Research Overview

Research Interests

  • Soviet and Post-Soviet cinema
  • Soviet and Russian official and unofficial popular music
  • Russian literature, adaptation studies, gender studies, media and performance culture

Courses Offered (subject to change)

  • RUSS 233:  Russian Women Writers
  • RUSS 252:  Hipsters, Rebels and Rock Stars in Russian Literature and Culture
  • RUSS 264:  Russian Literature Outside of Russia
  • RUSS 269:  Russian Cinema after the Fall
  • RUSS 272:  Russian Movies That Rock

Selected Publications

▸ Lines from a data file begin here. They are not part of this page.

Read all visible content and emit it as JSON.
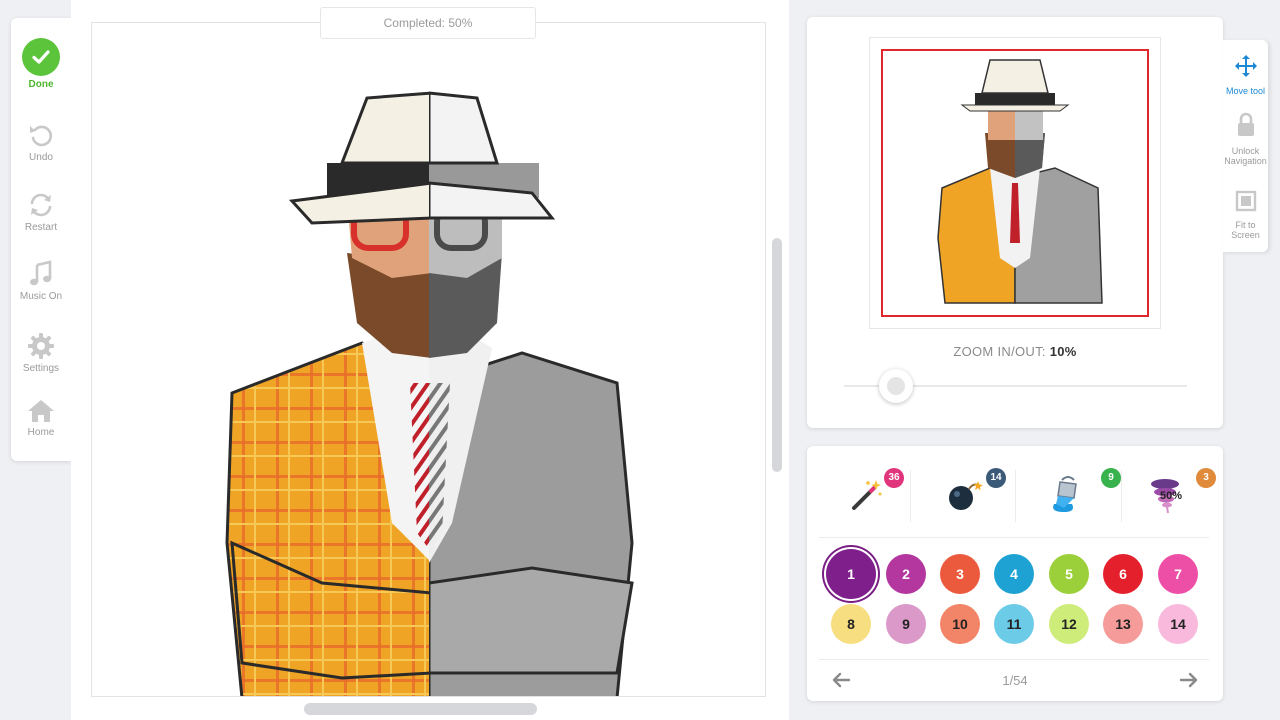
{
  "left_toolbar": {
    "done": "Done",
    "undo": "Undo",
    "restart": "Restart",
    "music": "Music On",
    "settings": "Settings",
    "home": "Home"
  },
  "canvas": {
    "progress_label": "Completed: 50%",
    "completion": 0.5,
    "artwork": "pixel-art man in white fedora, glasses, beard, plaid yellow jacket, half colored half grayscale"
  },
  "preview": {
    "zoom_label": "ZOOM IN/OUT:",
    "zoom_value": "10%",
    "zoom_level": 0.1
  },
  "nav_tools": {
    "move": "Move tool",
    "unlock": "Unlock Navigation",
    "fit": "Fit to Screen",
    "active_color": "#1e88d6"
  },
  "boosters": [
    {
      "icon": "magic-wand-icon",
      "count": "36",
      "badge_color": "#e0357c"
    },
    {
      "icon": "bomb-icon",
      "count": "14",
      "badge_color": "#3a5a78"
    },
    {
      "icon": "paint-bucket-icon",
      "count": "9",
      "badge_color": "#37b24d"
    },
    {
      "icon": "tornado-icon",
      "count": "3",
      "badge_color": "#e08a3c",
      "label": "50%"
    }
  ],
  "palette": {
    "page": "1/54",
    "colors": [
      {
        "num": "1",
        "color": "#7e1f8c",
        "selected": true
      },
      {
        "num": "2",
        "color": "#b3379e"
      },
      {
        "num": "3",
        "color": "#ec5a3e"
      },
      {
        "num": "4",
        "color": "#1ea2d4"
      },
      {
        "num": "5",
        "color": "#9bd03a"
      },
      {
        "num": "6",
        "color": "#e4202c"
      },
      {
        "num": "7",
        "color": "#ee4fa6"
      },
      {
        "num": "8",
        "color": "#f7de80"
      },
      {
        "num": "9",
        "color": "#da99c8"
      },
      {
        "num": "10",
        "color": "#f28467"
      },
      {
        "num": "11",
        "color": "#6ccce8"
      },
      {
        "num": "12",
        "color": "#cdec7a"
      },
      {
        "num": "13",
        "color": "#f59c9b"
      },
      {
        "num": "14",
        "color": "#f8b9dc"
      }
    ]
  }
}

  • “The Rock-and-Roll State: Popular Music, Print Culture, and Soviet Bureaucracy,” forthcoming in Media Culture of the Russian 1990s, ed. Maya Vinokour. Amherst: Amherst College Press, 2025.
  • “Post-Tsoi, or the Sincerity of Historical Anxiety: Sergei Shnurov and late-Soviet Rock Culture,” forthcoming in Slavic and East European Journal 68.4 (Winter 2024). (Special cluster dedicated to Sergei Shnurov and the band Leningrad, ed. Tatiana Efremova and Kevin M.F. Platt.)
  • “Filming the Criminal Mind: Josef von Sternberg’s and Lev Kulidzhanov’s Adaptations of Dostoevsky’s Crime and Punishment.” Slavic and East European Journal 67.1 (Spring 2023): 20-45.
  • “From Pugacheva to Pussy Riot: Gender Performance in Russo-Soviet Popular Music.” Canadian-American Slavic Studies 56 (2022): 200-230. (Special issue of journal: “Pussy Riot: 10th Anniversary of the Punk Prayer,” ed. Kat Hill and Eliot Borenstein.)
  • “VGIK’s School of Rock: Legacies of Popular Music on Film.” Studies in Russian and Soviet Cinema. Issue 13 (2), 2019. 208-216.
  • “Thank God We’re Not Alive: The rock star in Soviet and post-Soviet cinema". Ruptures and Continuities in Soviet/Russian Cinema. Eds. Birgit Beumers, Eugenie Zvonkine. Routledge: 2018. 90-107.
  • “Chekhov on the Screen: Lady with Little Dog (1960) and Vanya on 42nd Street (1994)” with John MacKay.MLA Approaches to Teaching the Works of Chekhov. Eds. Michael Holquist, Michael C. Finke. MLA: 2016. 123-140.
  • “The Grandfather of Russian Rock: Aleksandr Vertinsky and his unlikely musical progeny.” Transactions of the Association of Russian-American Scholars in the USA (Festschrift in honor of Vladimir Alexandrov). Vol. 38, 2013. 263-282.
  • “Literary Bilingualism and Codeswitching in Vladimir Nabokov’s Ada.” Ulbandus: A Slavic Review of Columbia University. Vol.10, 2006-2007. 191-211.

Honors and Activities

  • 2018 Dobro Slovo National Honor Society
  • 2016-2017 Andrew W. Mellon Postdoctoral Fellowship in Russian, Bowdoin
  • 2014 Vassar College Faculty Research Grant for Manuscript Work (Elinor Nims Fund)
  • 2012 Vassar College Faculty Summer Research Grant
  • 2010 Associates in Teaching Fellowship, Yale University
  • 2010 Nina Berberova Memorial Fund Award, Yale University
  • 2009-2010 Annie K. Garland Fellowship (as part of the University Dissertation Fellowship), Yale University
  • 2005-2006 AAASS New England Graduate Student Essay Prize
  • 2004-2005 Richard Franke Interdisciplinary Fellowship, Yale University
  • 2004 Phi Beta Kappa